WORK INSTRUCTIONS | Within the data below, how many lines contain "игрока"? Reply with the number only.

DATA FOR THE TASK |
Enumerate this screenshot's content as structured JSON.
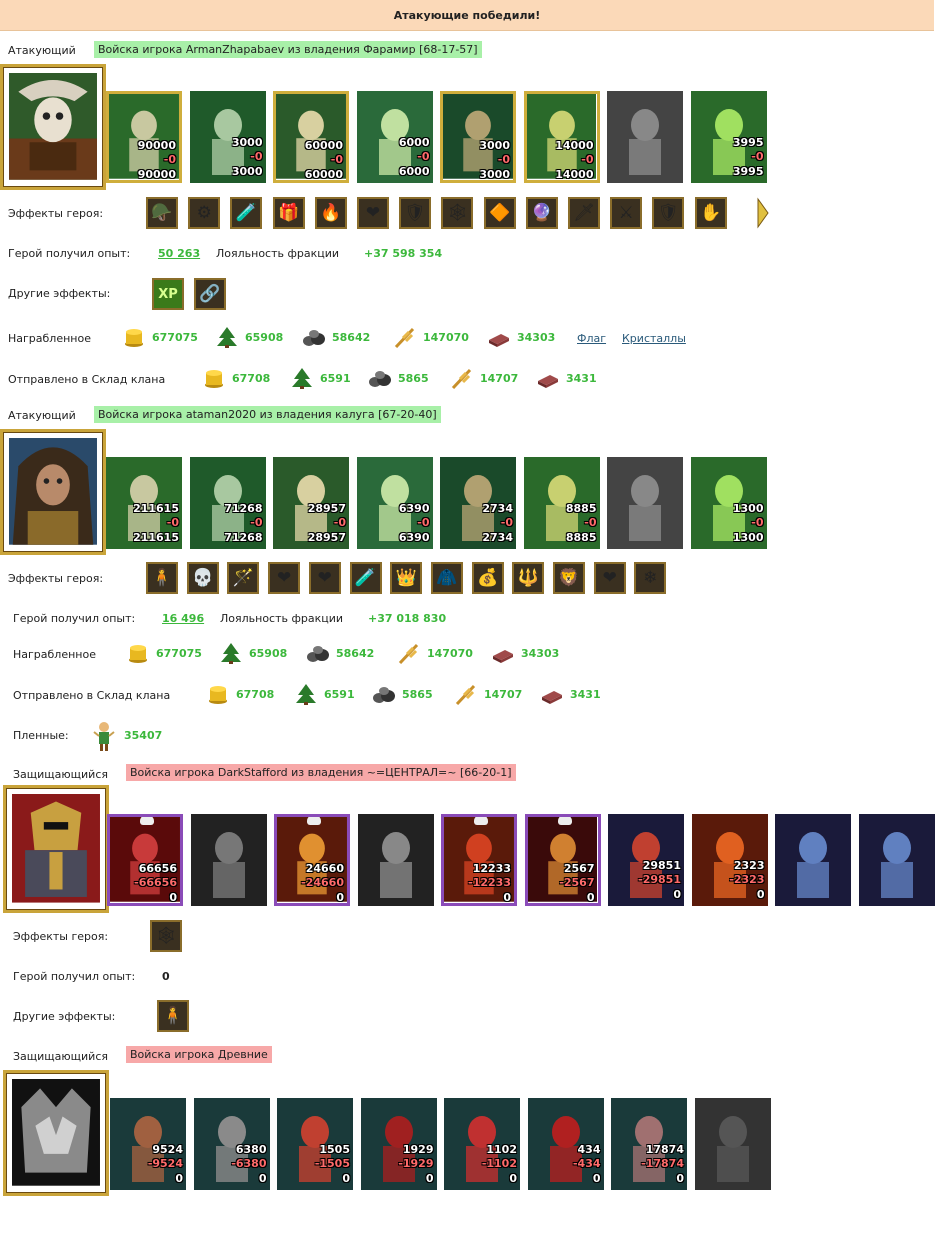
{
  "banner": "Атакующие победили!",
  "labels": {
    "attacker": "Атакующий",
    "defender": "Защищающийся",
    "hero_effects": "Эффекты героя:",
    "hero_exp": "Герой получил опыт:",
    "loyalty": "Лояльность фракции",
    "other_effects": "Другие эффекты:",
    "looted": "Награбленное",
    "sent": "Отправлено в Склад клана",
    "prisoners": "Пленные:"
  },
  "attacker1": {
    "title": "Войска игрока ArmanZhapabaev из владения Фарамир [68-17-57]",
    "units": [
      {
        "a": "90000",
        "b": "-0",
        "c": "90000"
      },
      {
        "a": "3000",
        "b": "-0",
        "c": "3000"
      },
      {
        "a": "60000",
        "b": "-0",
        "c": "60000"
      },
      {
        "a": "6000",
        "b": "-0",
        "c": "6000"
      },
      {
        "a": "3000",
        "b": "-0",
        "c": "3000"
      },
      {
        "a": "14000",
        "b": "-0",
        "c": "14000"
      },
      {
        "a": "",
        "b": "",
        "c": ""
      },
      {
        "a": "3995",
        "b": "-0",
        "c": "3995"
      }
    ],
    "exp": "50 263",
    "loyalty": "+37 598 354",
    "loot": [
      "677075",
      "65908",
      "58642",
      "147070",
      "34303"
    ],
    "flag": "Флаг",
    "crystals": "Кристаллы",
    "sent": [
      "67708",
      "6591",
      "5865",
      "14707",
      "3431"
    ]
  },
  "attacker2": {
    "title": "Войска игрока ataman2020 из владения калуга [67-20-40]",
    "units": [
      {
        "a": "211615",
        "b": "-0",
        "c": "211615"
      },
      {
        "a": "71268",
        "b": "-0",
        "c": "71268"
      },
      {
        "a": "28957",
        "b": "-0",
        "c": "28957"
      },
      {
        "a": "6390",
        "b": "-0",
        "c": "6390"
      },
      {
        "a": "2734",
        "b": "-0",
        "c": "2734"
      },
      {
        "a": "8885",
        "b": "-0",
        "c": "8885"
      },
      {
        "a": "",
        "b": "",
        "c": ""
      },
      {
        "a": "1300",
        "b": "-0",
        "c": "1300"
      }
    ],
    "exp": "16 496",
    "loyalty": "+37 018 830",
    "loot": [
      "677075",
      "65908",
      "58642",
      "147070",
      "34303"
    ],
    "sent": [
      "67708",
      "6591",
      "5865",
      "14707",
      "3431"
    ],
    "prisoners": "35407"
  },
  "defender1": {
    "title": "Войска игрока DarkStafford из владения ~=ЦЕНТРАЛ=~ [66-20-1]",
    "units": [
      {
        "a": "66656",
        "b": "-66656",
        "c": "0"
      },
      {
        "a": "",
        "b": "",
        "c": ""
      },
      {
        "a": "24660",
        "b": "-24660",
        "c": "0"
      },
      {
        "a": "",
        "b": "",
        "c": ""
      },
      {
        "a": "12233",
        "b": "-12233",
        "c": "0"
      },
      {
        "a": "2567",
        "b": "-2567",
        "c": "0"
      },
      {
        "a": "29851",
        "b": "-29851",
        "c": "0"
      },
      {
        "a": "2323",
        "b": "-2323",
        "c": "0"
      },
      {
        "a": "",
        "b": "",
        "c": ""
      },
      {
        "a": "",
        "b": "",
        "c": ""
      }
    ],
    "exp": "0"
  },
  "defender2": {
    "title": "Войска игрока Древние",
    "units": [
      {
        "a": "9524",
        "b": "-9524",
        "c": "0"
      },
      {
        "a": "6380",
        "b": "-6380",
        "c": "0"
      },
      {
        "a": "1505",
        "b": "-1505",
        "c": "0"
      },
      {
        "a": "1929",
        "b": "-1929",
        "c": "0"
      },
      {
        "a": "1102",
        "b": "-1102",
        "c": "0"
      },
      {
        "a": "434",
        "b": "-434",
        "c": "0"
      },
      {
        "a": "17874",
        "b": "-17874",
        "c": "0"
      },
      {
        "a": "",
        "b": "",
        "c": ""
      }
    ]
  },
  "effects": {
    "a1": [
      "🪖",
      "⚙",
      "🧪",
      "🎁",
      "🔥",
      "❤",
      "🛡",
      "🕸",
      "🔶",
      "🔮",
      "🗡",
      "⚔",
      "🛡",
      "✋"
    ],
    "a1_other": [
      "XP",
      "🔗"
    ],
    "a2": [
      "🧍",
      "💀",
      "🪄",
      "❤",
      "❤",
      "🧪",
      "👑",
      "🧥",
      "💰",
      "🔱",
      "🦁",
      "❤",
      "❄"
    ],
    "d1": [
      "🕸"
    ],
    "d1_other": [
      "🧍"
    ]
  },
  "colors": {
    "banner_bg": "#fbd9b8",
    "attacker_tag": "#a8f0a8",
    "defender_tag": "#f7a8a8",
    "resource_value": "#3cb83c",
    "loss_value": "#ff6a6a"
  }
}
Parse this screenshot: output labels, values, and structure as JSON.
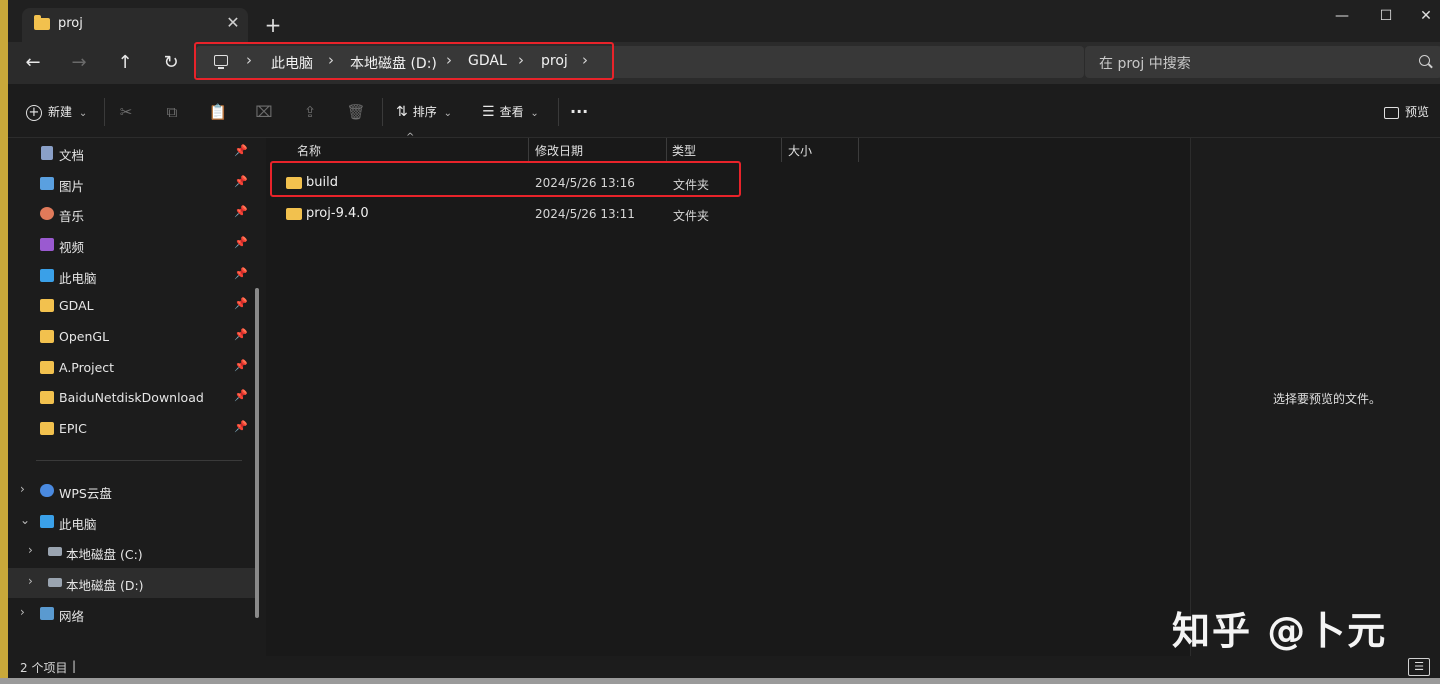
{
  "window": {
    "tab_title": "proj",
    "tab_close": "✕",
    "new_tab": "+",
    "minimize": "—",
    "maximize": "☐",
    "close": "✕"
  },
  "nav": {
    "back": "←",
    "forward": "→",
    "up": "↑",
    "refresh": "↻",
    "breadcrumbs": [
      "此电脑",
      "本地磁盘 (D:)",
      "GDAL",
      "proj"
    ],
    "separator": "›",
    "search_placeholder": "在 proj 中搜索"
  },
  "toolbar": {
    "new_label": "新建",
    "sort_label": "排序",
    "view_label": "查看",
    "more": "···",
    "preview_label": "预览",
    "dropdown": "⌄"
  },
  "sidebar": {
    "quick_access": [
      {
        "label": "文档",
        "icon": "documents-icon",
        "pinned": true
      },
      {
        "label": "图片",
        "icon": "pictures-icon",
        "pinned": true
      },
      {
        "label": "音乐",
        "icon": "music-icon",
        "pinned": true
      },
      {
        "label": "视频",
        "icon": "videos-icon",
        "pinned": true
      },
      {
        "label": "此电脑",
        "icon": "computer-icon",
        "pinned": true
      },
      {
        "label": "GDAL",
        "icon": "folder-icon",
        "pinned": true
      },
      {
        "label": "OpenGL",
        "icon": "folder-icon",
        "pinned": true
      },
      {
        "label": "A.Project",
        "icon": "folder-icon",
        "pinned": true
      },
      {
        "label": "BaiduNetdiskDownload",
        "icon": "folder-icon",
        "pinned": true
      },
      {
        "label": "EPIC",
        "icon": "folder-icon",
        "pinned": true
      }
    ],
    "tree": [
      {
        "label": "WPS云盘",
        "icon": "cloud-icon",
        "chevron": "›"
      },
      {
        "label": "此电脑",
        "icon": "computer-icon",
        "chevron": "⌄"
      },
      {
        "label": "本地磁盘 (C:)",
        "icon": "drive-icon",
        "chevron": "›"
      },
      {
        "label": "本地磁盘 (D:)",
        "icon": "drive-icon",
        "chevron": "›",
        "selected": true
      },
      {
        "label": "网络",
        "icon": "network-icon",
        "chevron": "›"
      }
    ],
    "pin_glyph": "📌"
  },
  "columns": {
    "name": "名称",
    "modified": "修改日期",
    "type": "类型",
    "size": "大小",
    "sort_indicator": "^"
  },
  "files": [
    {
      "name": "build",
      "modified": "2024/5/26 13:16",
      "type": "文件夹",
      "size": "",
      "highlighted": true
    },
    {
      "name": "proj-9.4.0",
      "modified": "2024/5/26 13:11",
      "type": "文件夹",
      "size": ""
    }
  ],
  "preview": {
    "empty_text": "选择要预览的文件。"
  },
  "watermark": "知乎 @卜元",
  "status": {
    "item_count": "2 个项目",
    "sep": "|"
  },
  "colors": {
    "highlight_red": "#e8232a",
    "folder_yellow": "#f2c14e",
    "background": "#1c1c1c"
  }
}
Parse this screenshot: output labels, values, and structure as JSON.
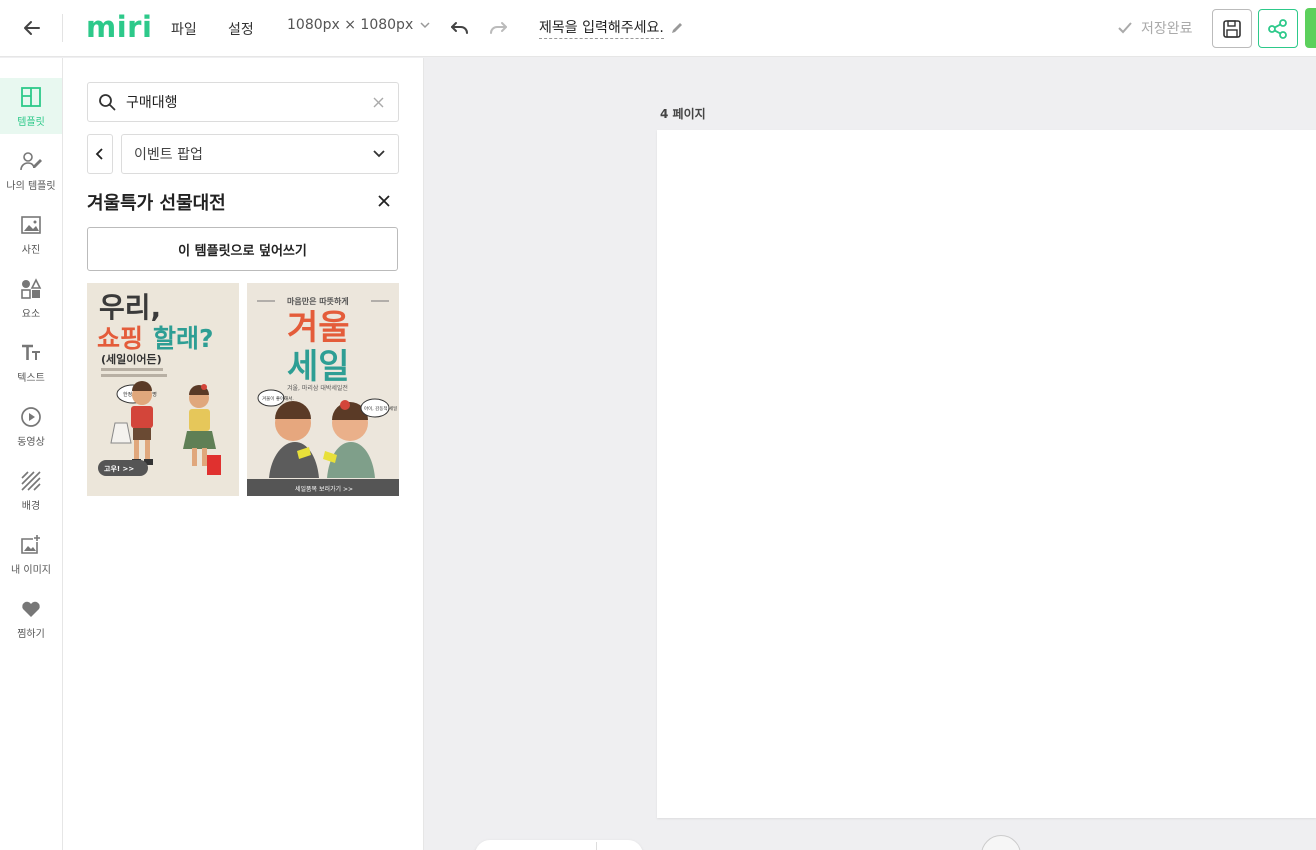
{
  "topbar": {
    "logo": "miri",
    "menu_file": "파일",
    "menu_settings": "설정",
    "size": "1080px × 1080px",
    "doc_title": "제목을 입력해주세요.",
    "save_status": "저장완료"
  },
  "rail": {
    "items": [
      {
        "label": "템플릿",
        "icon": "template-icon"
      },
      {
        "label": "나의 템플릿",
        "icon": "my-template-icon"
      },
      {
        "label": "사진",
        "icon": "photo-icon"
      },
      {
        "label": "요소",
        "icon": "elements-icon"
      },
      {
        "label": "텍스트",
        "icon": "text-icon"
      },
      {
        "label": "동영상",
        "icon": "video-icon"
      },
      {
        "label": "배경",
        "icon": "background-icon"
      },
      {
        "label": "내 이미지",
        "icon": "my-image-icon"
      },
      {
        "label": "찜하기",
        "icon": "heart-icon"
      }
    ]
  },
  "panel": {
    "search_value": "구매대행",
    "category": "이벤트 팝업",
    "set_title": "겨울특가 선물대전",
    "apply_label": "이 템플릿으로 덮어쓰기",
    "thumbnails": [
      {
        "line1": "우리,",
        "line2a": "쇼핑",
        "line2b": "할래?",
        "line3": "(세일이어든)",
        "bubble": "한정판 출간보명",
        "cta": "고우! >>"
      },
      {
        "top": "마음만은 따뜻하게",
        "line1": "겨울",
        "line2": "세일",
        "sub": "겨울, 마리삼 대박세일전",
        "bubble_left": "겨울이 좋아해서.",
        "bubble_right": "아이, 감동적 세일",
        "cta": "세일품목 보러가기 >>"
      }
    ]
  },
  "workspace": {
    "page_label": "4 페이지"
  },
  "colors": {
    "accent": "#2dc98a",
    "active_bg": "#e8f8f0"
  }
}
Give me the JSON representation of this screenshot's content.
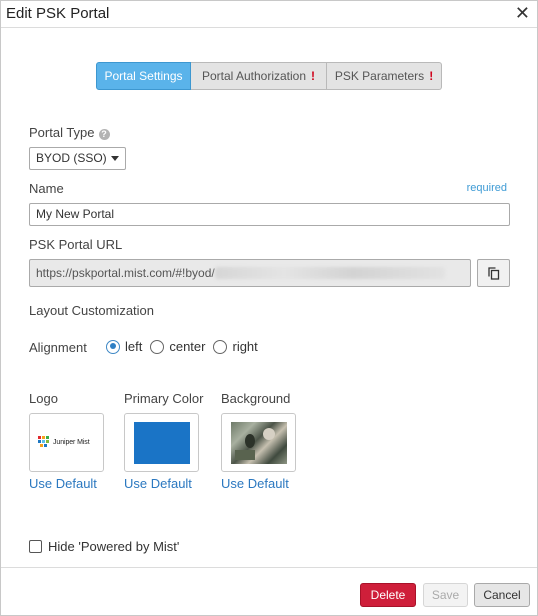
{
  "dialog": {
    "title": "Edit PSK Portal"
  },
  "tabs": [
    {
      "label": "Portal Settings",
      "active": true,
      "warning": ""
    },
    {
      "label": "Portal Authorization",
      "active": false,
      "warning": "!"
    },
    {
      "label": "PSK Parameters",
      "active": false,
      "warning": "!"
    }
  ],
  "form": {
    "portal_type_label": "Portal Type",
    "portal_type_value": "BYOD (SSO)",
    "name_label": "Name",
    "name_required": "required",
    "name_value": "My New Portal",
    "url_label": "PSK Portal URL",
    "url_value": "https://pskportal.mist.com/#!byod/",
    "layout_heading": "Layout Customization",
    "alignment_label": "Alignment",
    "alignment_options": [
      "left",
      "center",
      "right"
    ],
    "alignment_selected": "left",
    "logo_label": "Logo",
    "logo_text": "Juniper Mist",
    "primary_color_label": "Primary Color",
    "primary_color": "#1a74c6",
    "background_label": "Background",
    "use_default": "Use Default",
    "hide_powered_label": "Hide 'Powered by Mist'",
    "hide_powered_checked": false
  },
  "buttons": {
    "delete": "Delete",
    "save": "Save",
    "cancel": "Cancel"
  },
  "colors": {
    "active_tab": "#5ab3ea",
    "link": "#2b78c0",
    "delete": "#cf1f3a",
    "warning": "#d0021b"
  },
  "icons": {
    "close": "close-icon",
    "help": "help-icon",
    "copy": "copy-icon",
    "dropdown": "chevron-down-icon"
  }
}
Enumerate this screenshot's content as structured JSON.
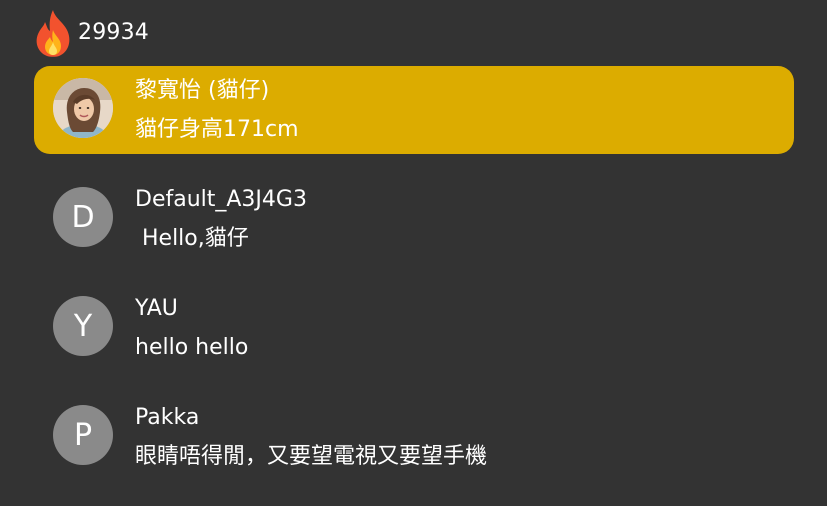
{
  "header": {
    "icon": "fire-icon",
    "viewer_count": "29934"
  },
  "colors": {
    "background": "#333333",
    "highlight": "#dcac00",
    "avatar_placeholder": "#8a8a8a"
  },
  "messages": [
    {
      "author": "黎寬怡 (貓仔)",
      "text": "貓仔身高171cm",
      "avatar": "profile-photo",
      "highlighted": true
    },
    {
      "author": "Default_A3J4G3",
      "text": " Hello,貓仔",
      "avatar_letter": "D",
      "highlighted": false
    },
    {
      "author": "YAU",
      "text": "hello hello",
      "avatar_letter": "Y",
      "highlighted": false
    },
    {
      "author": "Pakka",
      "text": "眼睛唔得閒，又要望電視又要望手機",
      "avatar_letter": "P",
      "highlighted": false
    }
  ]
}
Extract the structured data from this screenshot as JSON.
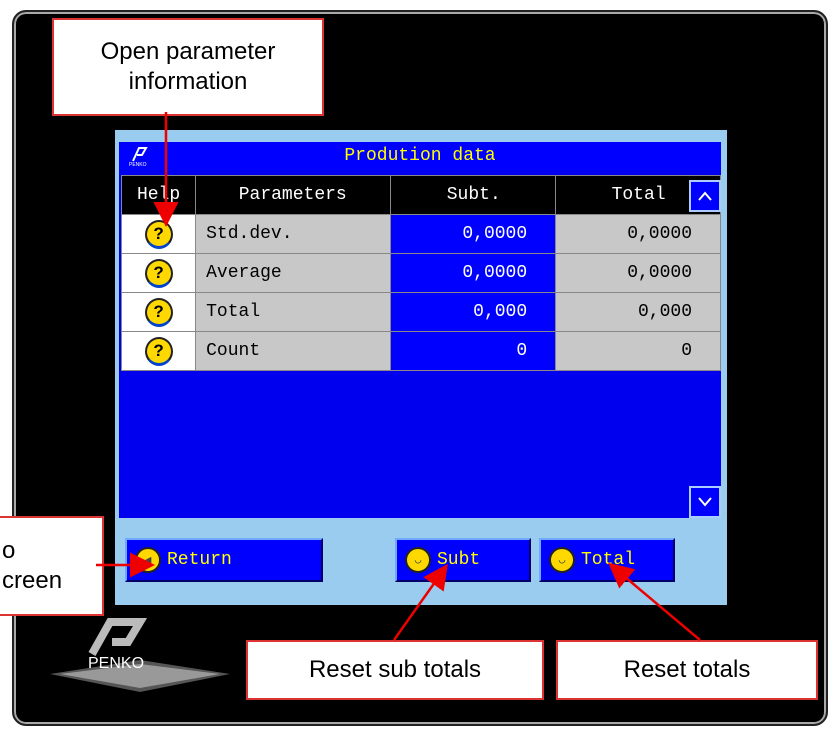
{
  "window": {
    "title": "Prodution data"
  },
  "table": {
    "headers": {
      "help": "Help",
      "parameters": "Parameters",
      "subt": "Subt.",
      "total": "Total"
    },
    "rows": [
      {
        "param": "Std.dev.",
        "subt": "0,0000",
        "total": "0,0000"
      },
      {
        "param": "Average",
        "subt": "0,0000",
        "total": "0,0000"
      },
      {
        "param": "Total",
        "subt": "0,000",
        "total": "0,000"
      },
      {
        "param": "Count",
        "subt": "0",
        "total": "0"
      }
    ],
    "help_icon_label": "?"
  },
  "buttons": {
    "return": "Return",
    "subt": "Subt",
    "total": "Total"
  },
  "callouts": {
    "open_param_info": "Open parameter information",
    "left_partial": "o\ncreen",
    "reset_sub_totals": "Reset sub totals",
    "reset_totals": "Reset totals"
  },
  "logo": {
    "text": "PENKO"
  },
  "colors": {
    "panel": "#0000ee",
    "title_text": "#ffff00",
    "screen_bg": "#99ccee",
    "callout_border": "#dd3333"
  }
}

RESULT OF THE EXERCISE | 4